Easy-to-Follow Tips on How to Start a Business in ONTARIO  

Looking to start a business? You should know, it’s not enough just to “want” to start a business. You need to have an idea, research backing that idea, determination and, above all, knowhow. While a vision is necessary, you’ll need to have the strategies to put everything together and launch your business in what is likely a very competitive environment. 

Small business insurance is an essential requirement for business owners in Ontario, even if it’s not explicitly listed. Treating it as a mandatory expense, similar to other crucial business costs, is vital, and compromising on it should never be an option. Collaborating with a broker allows for personalized assistance in determining the ideal coverage that suits your specific business type, industry, and budgetary constraints. Bullfrog Insurance offers insurance solutions for small business liabilities in Ontario and understands their unique needs to provide an extensive selection of options and variations to cater to those requirements. 

Here are our tips for starting a business in Ontario successfully. 

Determine your market. 

Once you have your vision, it’s now time to determine what your target audience is. The most successful businesses will introduce their services and products to a youthful, fast-growing market. If your product or service is better targeted to a mature sector, you will need to find a way to effectively distinguish yourself from the remaining competition, i.e. innovative in your product or service, the proper price point, or excellent customer service. 

It’s not a bad idea to invest in a specialized research company to effectively help you gather as much information as possible to define your niche. You can also enlist a research team to help gauge the competition’s weaknesses and strengths, which will, in turn, help you to get your business off the ground. This is not a period where you’ll generate revenue, but it’ll help define your success! 

Always prioritize your long-term objectives. 
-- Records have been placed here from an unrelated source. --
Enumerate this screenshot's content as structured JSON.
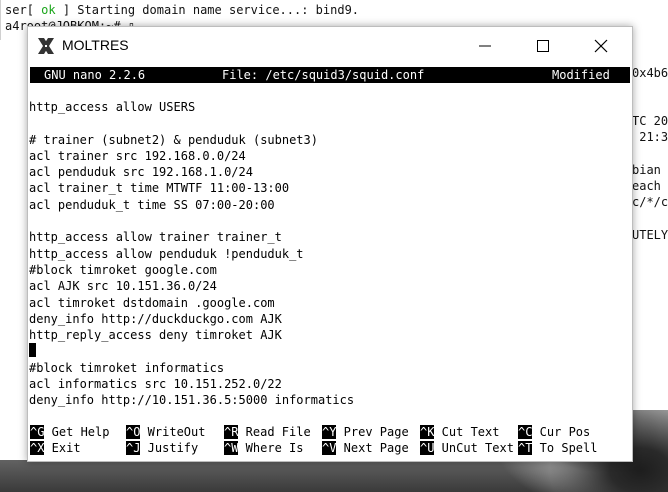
{
  "background_terminal": {
    "line1_prefix": "ser",
    "line1_bracket_open": "[ ",
    "line1_ok": "ok",
    "line1_rest": " ] Starting domain name service...: bind9.",
    "line2": "a4",
    "line2_cut": "root@JOBKOM:~# ▯",
    "side_lines": [
      "0x4b6",
      "",
      "",
      "TC 20",
      " 21:3",
      "",
      "bian",
      "each",
      "c/*/c",
      "",
      "UTELY"
    ]
  },
  "window": {
    "title": "MOLTRES",
    "minimize_label": "minimize",
    "maximize_label": "maximize",
    "close_label": "close"
  },
  "nano": {
    "version": "GNU nano 2.2.6",
    "file": "File: /etc/squid3/squid.conf",
    "status": "Modified",
    "lines": [
      "http_access allow USERS",
      "",
      "# trainer (subnet2) & penduduk (subnet3)",
      "acl trainer src 192.168.0.0/24",
      "acl penduduk src 192.168.1.0/24",
      "acl trainer_t time MTWTF 11:00-13:00",
      "acl penduduk_t time SS 07:00-20:00",
      "",
      "http_access allow trainer trainer_t",
      "http_access allow penduduk !penduduk_t",
      "#block timroket google.com",
      "acl AJK src 10.151.36.0/24",
      "acl timroket dstdomain .google.com",
      "deny_info http://duckduckgo.com AJK",
      "http_reply_access deny timroket AJK",
      "",
      "#block timroket informatics",
      "acl informatics src 10.151.252.0/22",
      "deny_info http://10.151.36.5:5000 informatics"
    ],
    "shortcuts_row1": [
      {
        "key": "^G",
        "label": " Get Help"
      },
      {
        "key": "^O",
        "label": " WriteOut"
      },
      {
        "key": "^R",
        "label": " Read File"
      },
      {
        "key": "^Y",
        "label": " Prev Page"
      },
      {
        "key": "^K",
        "label": " Cut Text"
      },
      {
        "key": "^C",
        "label": " Cur Pos"
      }
    ],
    "shortcuts_row2": [
      {
        "key": "^X",
        "label": " Exit"
      },
      {
        "key": "^J",
        "label": " Justify"
      },
      {
        "key": "^W",
        "label": " Where Is"
      },
      {
        "key": "^V",
        "label": " Next Page"
      },
      {
        "key": "^U",
        "label": " UnCut Text"
      },
      {
        "key": "^T",
        "label": " To Spell"
      }
    ]
  },
  "colors": {
    "ok_green": "#1aa51a",
    "terminal_bg": "#ffffff",
    "inverse_bg": "#000000"
  },
  "icons": {
    "app": "x-logo-icon",
    "minimize": "minimize-icon",
    "maximize": "maximize-icon",
    "close": "close-icon"
  }
}
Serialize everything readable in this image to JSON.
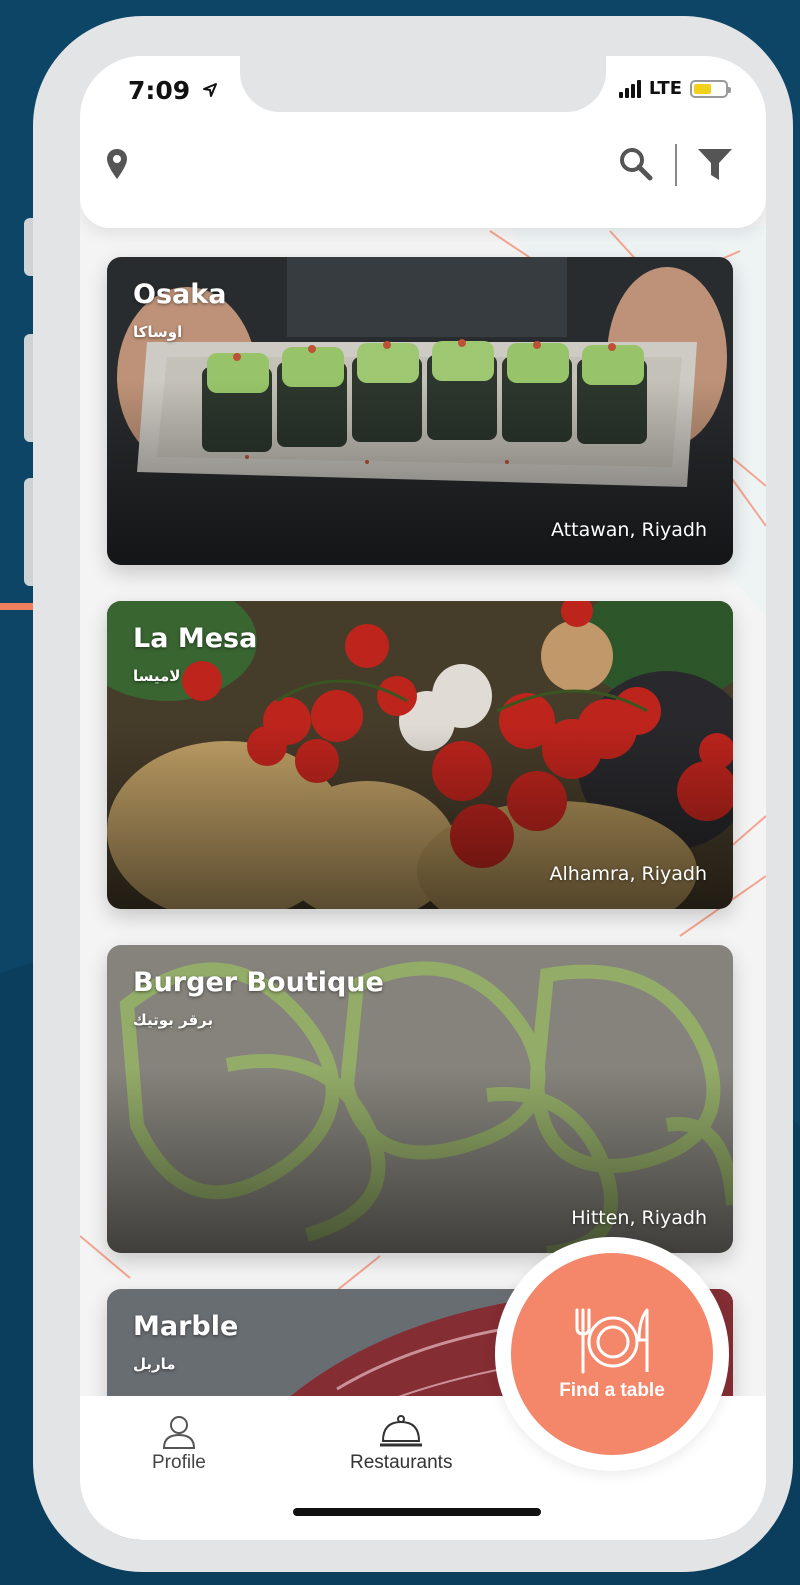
{
  "status_bar": {
    "time": "7:09",
    "network": "LTE"
  },
  "header": {
    "location_icon": "location-pin-icon",
    "search_icon": "search-icon",
    "filter_icon": "filter-icon"
  },
  "restaurants": [
    {
      "name": "Osaka",
      "name_ar": "اوساكا",
      "location": "Attawan, Riyadh"
    },
    {
      "name": "La Mesa",
      "name_ar": "لاميسا",
      "location": "Alhamra, Riyadh"
    },
    {
      "name": "Burger Boutique",
      "name_ar": "برقر بوتيك",
      "location": "Hitten, Riyadh"
    },
    {
      "name": "Marble",
      "name_ar": "ماربل",
      "location": ""
    }
  ],
  "fab": {
    "label": "Find a table",
    "icon": "fork-plate-knife-icon"
  },
  "tabbar": {
    "tabs": [
      {
        "label": "Profile",
        "icon": "person-icon"
      },
      {
        "label": "Restaurants",
        "icon": "cloche-icon"
      }
    ]
  },
  "colors": {
    "accent": "#f4876a",
    "background": "#0d4566",
    "frame": "#e3e4e6"
  }
}
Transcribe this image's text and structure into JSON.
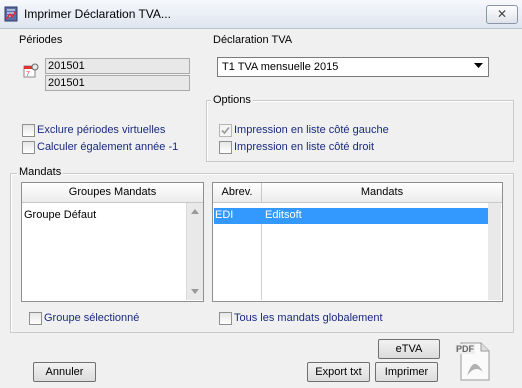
{
  "window": {
    "title": "Imprimer Déclaration TVA...",
    "close_symbol": "✕"
  },
  "periodes": {
    "label": "Périodes",
    "from": "201501",
    "to": "201501"
  },
  "declaration": {
    "label": "Déclaration TVA",
    "selected": "T1 TVA mensuelle 2015"
  },
  "options": {
    "label": "Options",
    "left_list": "Impression en liste côté gauche",
    "right_list": "Impression en liste côté droit",
    "left_checked": true,
    "right_checked": false
  },
  "checks": {
    "exclude_virtual": "Exclure périodes virtuelles",
    "calc_year": "Calculer également année -1"
  },
  "mandats": {
    "label": "Mandats",
    "groups_header": "Groupes Mandats",
    "groups": [
      "Groupe Défaut"
    ],
    "abrev_header": "Abrev.",
    "mandats_header": "Mandats",
    "rows": [
      {
        "abrev": "EDI",
        "name": "Editsoft",
        "selected": true
      }
    ],
    "group_selected": "Groupe sélectionné",
    "all_mandats": "Tous les mandats globalement"
  },
  "buttons": {
    "etva": "eTVA",
    "annuler": "Annuler",
    "export": "Export txt",
    "imprimer": "Imprimer"
  },
  "pdf_label": "PDF",
  "colors": {
    "selection": "#3399ff",
    "label_text": "#1a2a80"
  }
}
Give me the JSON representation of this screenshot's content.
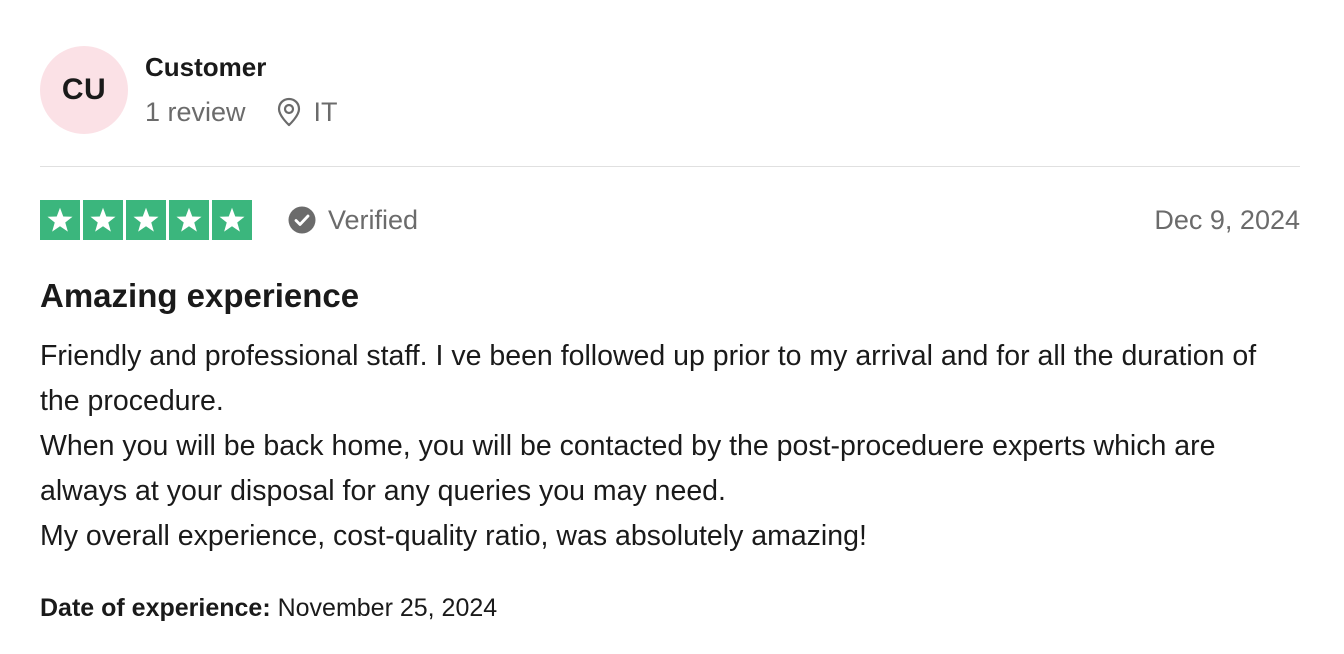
{
  "consumer": {
    "initials": "CU",
    "name": "Customer",
    "review_count": "1 review",
    "country": "IT",
    "avatar_color": "#fbe1e6"
  },
  "rating": {
    "stars": 5,
    "max_stars": 5,
    "star_color": "#3bb67d",
    "icon": "star-icon"
  },
  "verified": {
    "label": "Verified",
    "icon": "check-circle-icon"
  },
  "review": {
    "date": "Dec 9, 2024",
    "title": "Amazing experience",
    "paragraphs": [
      "Friendly and professional staff. I ve been followed up prior to my arrival and for all the duration of the procedure.",
      "When you will be back home, you will be contacted by the post-proceduere experts which are always at your disposal for any queries you may need.",
      "My overall experience, cost-quality ratio, was absolutely amazing!"
    ]
  },
  "experience": {
    "label": "Date of experience:",
    "date": "November 25, 2024"
  }
}
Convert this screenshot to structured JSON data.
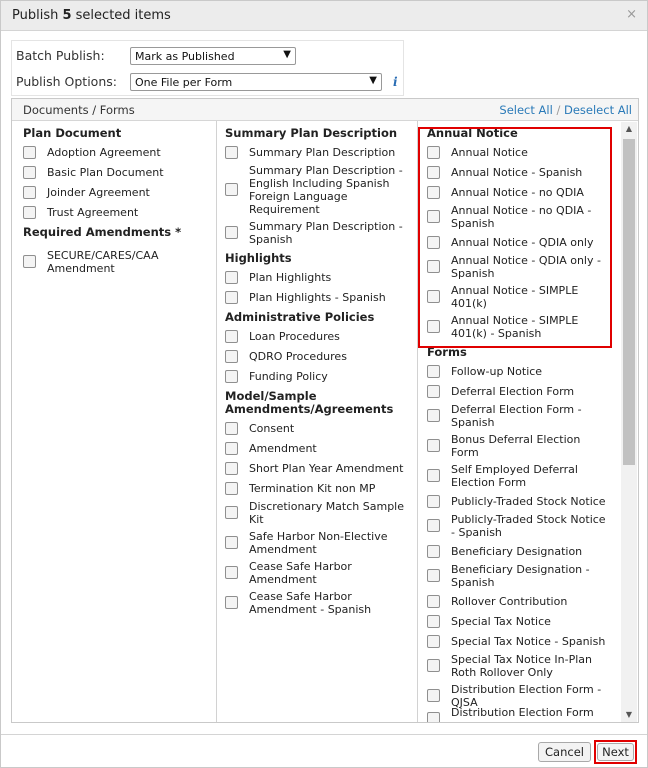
{
  "dialog": {
    "title_prefix": "Publish ",
    "title_count": "5",
    "title_suffix": " selected items",
    "close_symbol": "×"
  },
  "options": {
    "batch_label": "Batch Publish:",
    "batch_value": "Mark as Published",
    "publish_label": "Publish Options:",
    "publish_value": "One File per Form",
    "info_symbol": "i"
  },
  "panel": {
    "title": "Documents / Forms",
    "select_all": "Select All",
    "separator": " / ",
    "deselect_all": "Deselect All"
  },
  "columns": [
    {
      "groups": [
        {
          "heading": "Plan Document",
          "items": [
            "Adoption Agreement",
            "Basic Plan Document",
            "Joinder Agreement",
            "Trust Agreement"
          ]
        },
        {
          "heading": "Required Amendments *",
          "items": [
            "SECURE/CARES/CAA Amendment"
          ]
        }
      ]
    },
    {
      "groups": [
        {
          "heading": "Summary Plan Description",
          "items": [
            "Summary Plan Description",
            "Summary Plan Description - English Including Spanish Foreign Language Requirement",
            "Summary Plan Description - Spanish"
          ]
        },
        {
          "heading": "Highlights",
          "items": [
            "Plan Highlights",
            "Plan Highlights - Spanish"
          ]
        },
        {
          "heading": "Administrative Policies",
          "items": [
            "Loan Procedures",
            "QDRO Procedures",
            "Funding Policy"
          ]
        },
        {
          "heading": "Model/Sample Amendments/Agreements",
          "items": [
            "Consent",
            "Amendment",
            "Short Plan Year Amendment",
            "Termination Kit non MP",
            "Discretionary Match Sample Kit",
            "Safe Harbor Non-Elective Amendment",
            "Cease Safe Harbor Amendment",
            "Cease Safe Harbor Amendment - Spanish"
          ]
        }
      ]
    },
    {
      "groups": [
        {
          "heading": "Annual Notice",
          "items": [
            "Annual Notice",
            "Annual Notice - Spanish",
            "Annual Notice - no QDIA",
            "Annual Notice - no QDIA - Spanish",
            "Annual Notice - QDIA only",
            "Annual Notice - QDIA only - Spanish",
            "Annual Notice - SIMPLE 401(k)",
            "Annual Notice - SIMPLE 401(k) - Spanish"
          ]
        },
        {
          "heading": "Forms",
          "items": [
            "Follow-up Notice",
            "Deferral Election Form",
            "Deferral Election Form - Spanish",
            "Bonus Deferral Election Form",
            "Self Employed Deferral Election Form",
            "Publicly-Traded Stock Notice",
            "Publicly-Traded Stock Notice - Spanish",
            "Beneficiary Designation",
            "Beneficiary Designation - Spanish",
            "Rollover Contribution",
            "Special Tax Notice",
            "Special Tax Notice - Spanish",
            "Special Tax Notice In-Plan Roth Rollover Only",
            "Distribution Election Form - QJSA",
            "Distribution Election Form"
          ]
        }
      ]
    }
  ],
  "footer": {
    "cancel_label": "Cancel",
    "next_label": "Next"
  },
  "colors": {
    "link": "#2a7ab8",
    "highlight": "#e00000"
  }
}
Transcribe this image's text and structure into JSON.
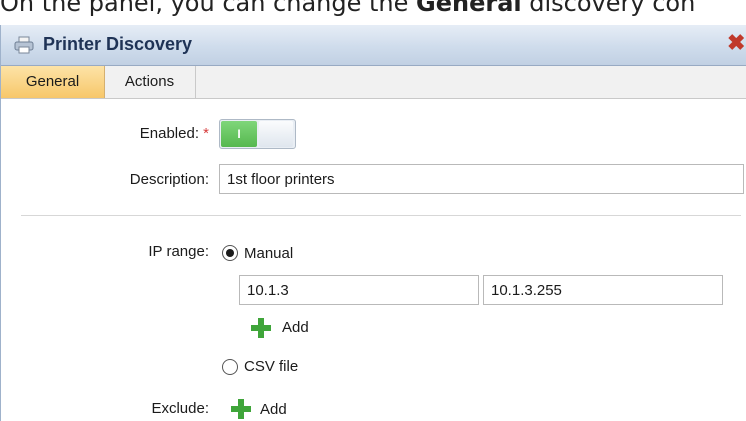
{
  "doc": {
    "prefix": "On the panel, you can change the ",
    "bold": "General",
    "suffix": " discovery con"
  },
  "window": {
    "title": "Printer Discovery",
    "title_icon": "printer-icon",
    "close_icon": "close-icon"
  },
  "tabs": [
    {
      "label": "General",
      "active": true
    },
    {
      "label": "Actions",
      "active": false
    }
  ],
  "form": {
    "enabled_label": "Enabled:",
    "required_marker": "*",
    "enabled_toggle_on_text": "I",
    "enabled": true,
    "description_label": "Description:",
    "description_value": "1st floor printers",
    "ip_range_label": "IP range:",
    "manual_label": "Manual",
    "manual_selected": true,
    "ip_from_value": "10.1.3",
    "ip_to_value": "10.1.3.255",
    "add_label": "Add",
    "csv_label": "CSV file",
    "csv_selected": false,
    "exclude_label": "Exclude:",
    "exclude_add_label": "Add"
  },
  "colors": {
    "accent_tab": "#f7c76a",
    "toggle_on": "#56b84f",
    "add_icon": "#3fa53a",
    "close": "#c0392b"
  }
}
Starting a business is not an overnight endeavour. Rather, it’s important that you never lose sight of your long-term objectives and consider your business like an investment that builds with time. Take inventory of your goals and create a list of the things you will have to consider in the immediate and in the medium term, particularly if you are foreseeing rapid growth. In order to help you manage that growth, you’ll have to address all readily available options, such as leasing/purchasing a physical space, buying furniture, equipment, and so forth. During this step, don’t be afraid to outsource some operations rather than handling it yourself. You already have a lot on your plate, and it’s not sacrificing your independence as a self-starter to look for third-party options. 

Obviously as your business grows, there’ll be other goals and obstacles that pop up; consider growth, raw materials, salaries for employees, technological needs, and so on. It’s OK to think big!  

Get the right team on your side. 

Your business is no stronger than its weakest link. When hiring your team (if you’re hiring a team) be sure to put the right people on your side. The people that you end up hiring for your business should have skills that complement one another. Recruit top experts, even if they have more experience and expertise than you do. You may even want to look for external resources to incorporate in your team, i.e. such as marketing/public relations experts, technicians, sales people and managers, lawyers, etc. 

Remember that nowadays, marketing is critical to any business’ success – particularly a small business that no one quite knows about yet. In order to reach customers as efficiently and quickly as possible, consider hiring marketing specialists ASAP. Marketing specialists, market researchers, content specialists, SEO specialists, and more are key to your success. 

Incorporate all the raw details in your final business plan. 

When determining your final business plan, be sure that it describes the scope of your project accurately. It should be specific, concise, and be written as your vision, but also as a way to sell your concept. You’ll likely need to do numerous rewrites before you are able to achieve your finalized plan. Run this finalized plan through experts, such as lawyers, accountants, and other experienced entrepreneurs. Your business plan is more than simply an accounting document; it should be designed to sell your idea to an investor. 

Running a business in Ontario is hard work, but possible with the right intuition and grit! Good luck, self-starter!